The Fraser Institute considers Québec to be the mining jurisdiction with the most favourable mineral and policy potential in the world.
- In Québec all mineral rights are reserved to the State, and anyone can stake mineral claims on an internet-based map system on a first-come first served basis (Québec Mining Act, Section 3).
- Québec has a free entry system for prospectors, allowing any prospector (someone who is 18 years old and pays the $30 fee), to enter on any lands and explore for minerals, with very few exceptions (Section 65). The only uncategorical exemption is for cemeteries, and some old patent lands where the mineral rights are still attached to the deed (pre-1911).
- Section 235 sets out the provisions for access to claims by agreement (mutual consent) or expropriation.

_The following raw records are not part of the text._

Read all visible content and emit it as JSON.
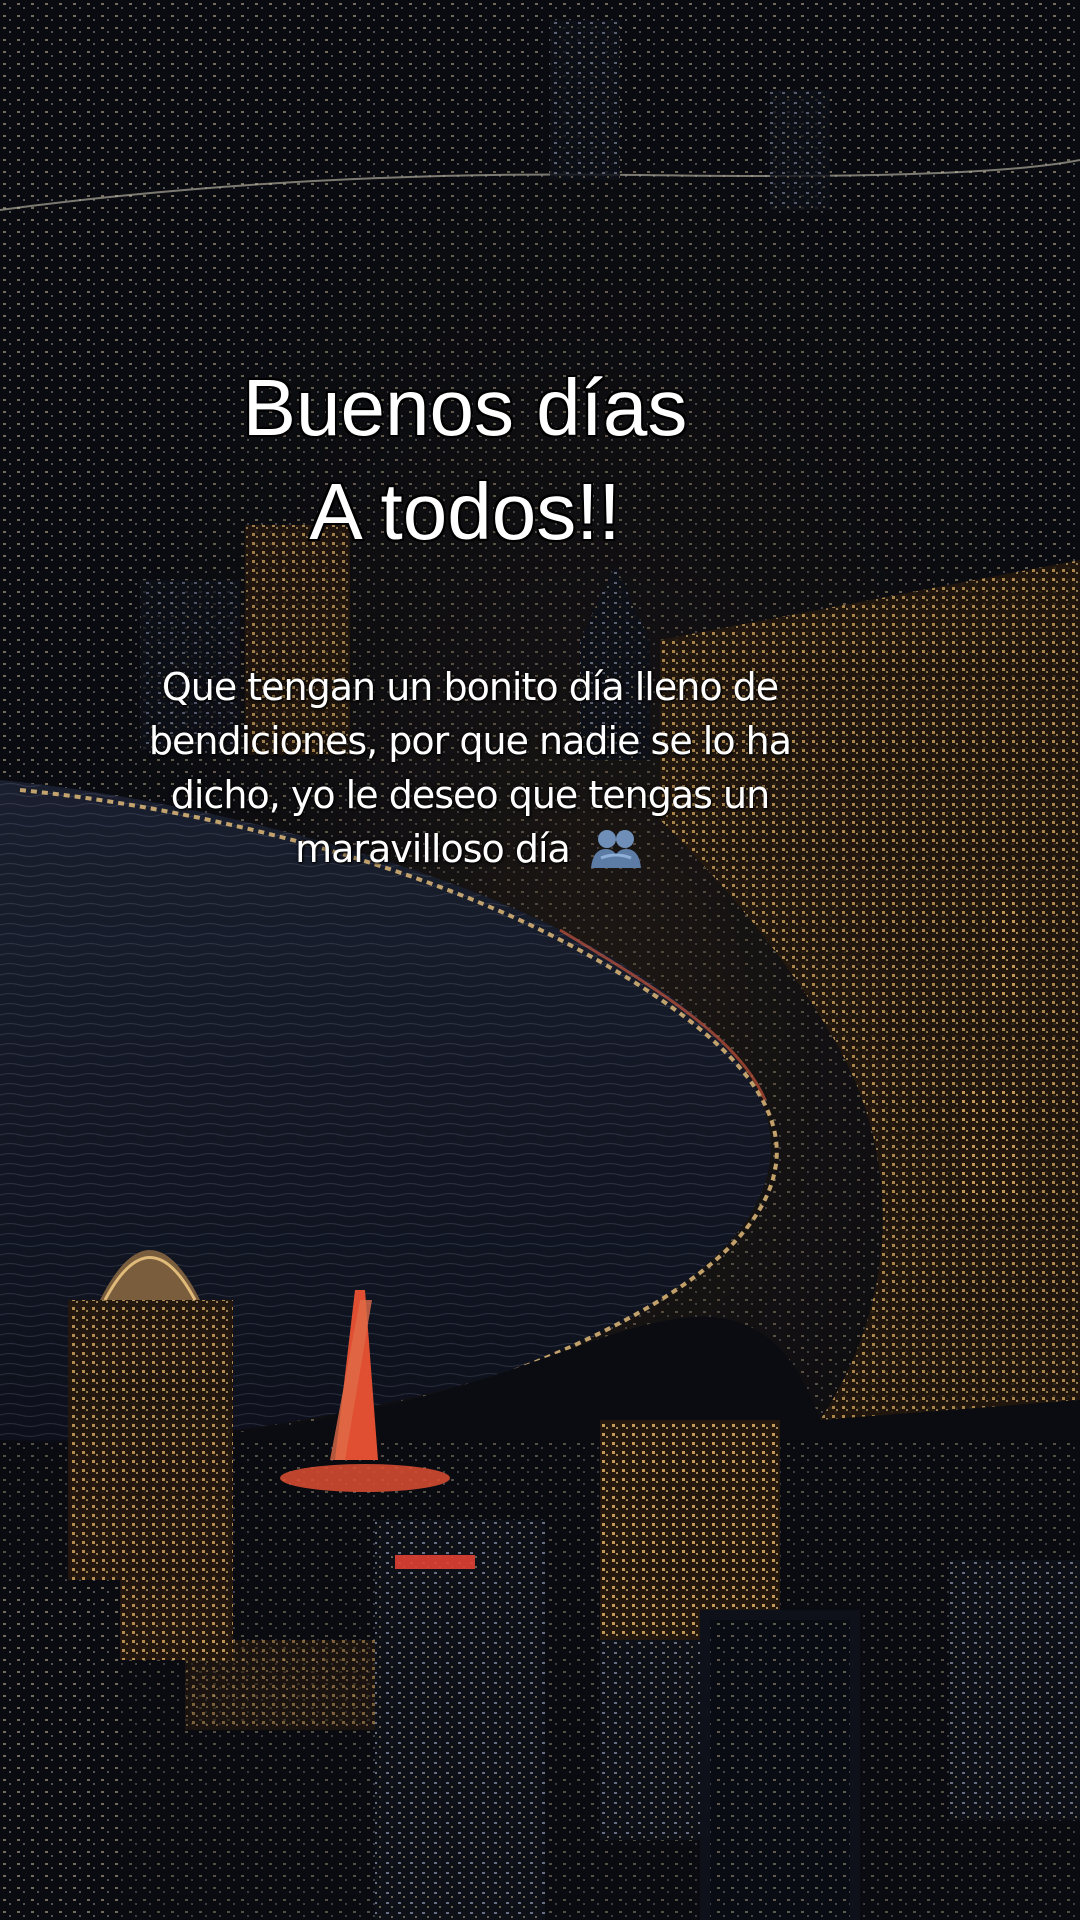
{
  "image": {
    "scene": "night-city-riverfront",
    "palette": {
      "sky_dark": "#07080d",
      "river": "#141a2a",
      "warm_light": "#f2b25a",
      "red_tower": "#ff5a3a",
      "text": "#ffffff",
      "text_outline": "#000000"
    }
  },
  "title": {
    "line1": "Buenos días",
    "line2": "A todos!!"
  },
  "caption": {
    "line1": "Que tengan un bonito día lleno de",
    "line2": "bendiciones, por que nadie se lo ha",
    "line3": "dicho, yo le deseo que tengas un",
    "line4": "maravilloso día",
    "emoji": "people-hugging-icon"
  }
}
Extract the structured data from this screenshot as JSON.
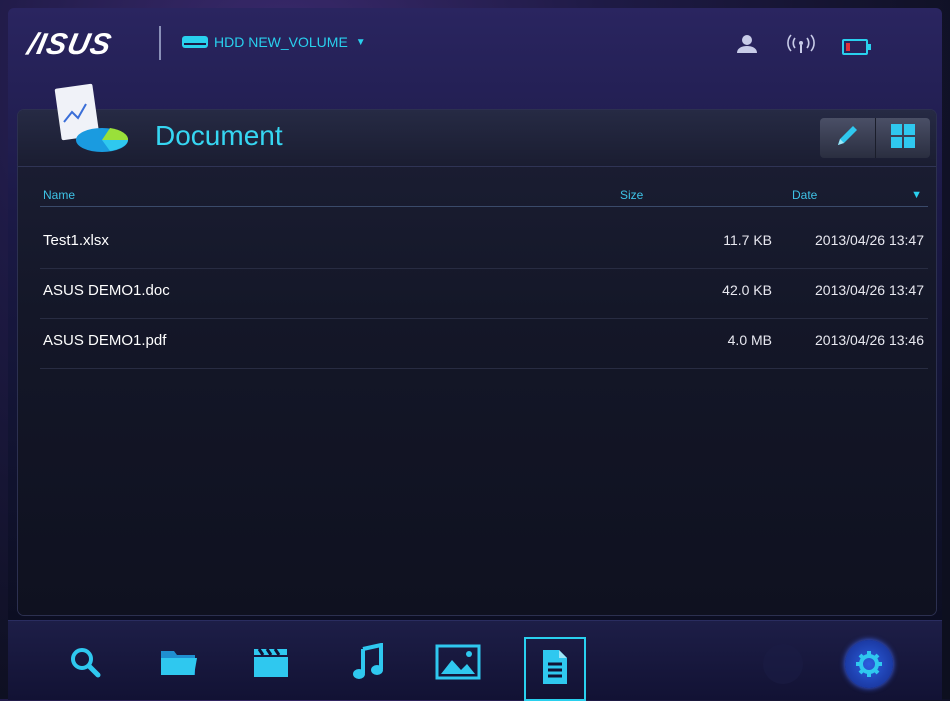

The Minister of Natural Resources and Wildlife has to give prior permission to the prospector to conduct exploration activities in urban areas, protected areas, Indian reserves, bird sanctuaries and “areas of significant geological interest” (section 32 and 304).
- The “Paix des Braves” Agreement with the Grand Council of the Crees of Québec and the Nunavik Inuit Land Claims Agreement also establish restrictions on mineral staking in parts of traditional territories.
- The Minister also has the right to withdraw lands from staking for protected areas, and a few clearly restricted other purposes (section 304).
- Québec also has a requirement for restoration and closure planning for mine sites (Section 232), but its regulations limit the amount required to a maximum of 70% of the total remediation cost.
- Québec also has one of the most favourable tax regimes for mining in the country. The province offers a 45% tax credit for exploration directly to the mining company, as well as excellent mapping resources, low hydro rates and support for infrastructure development.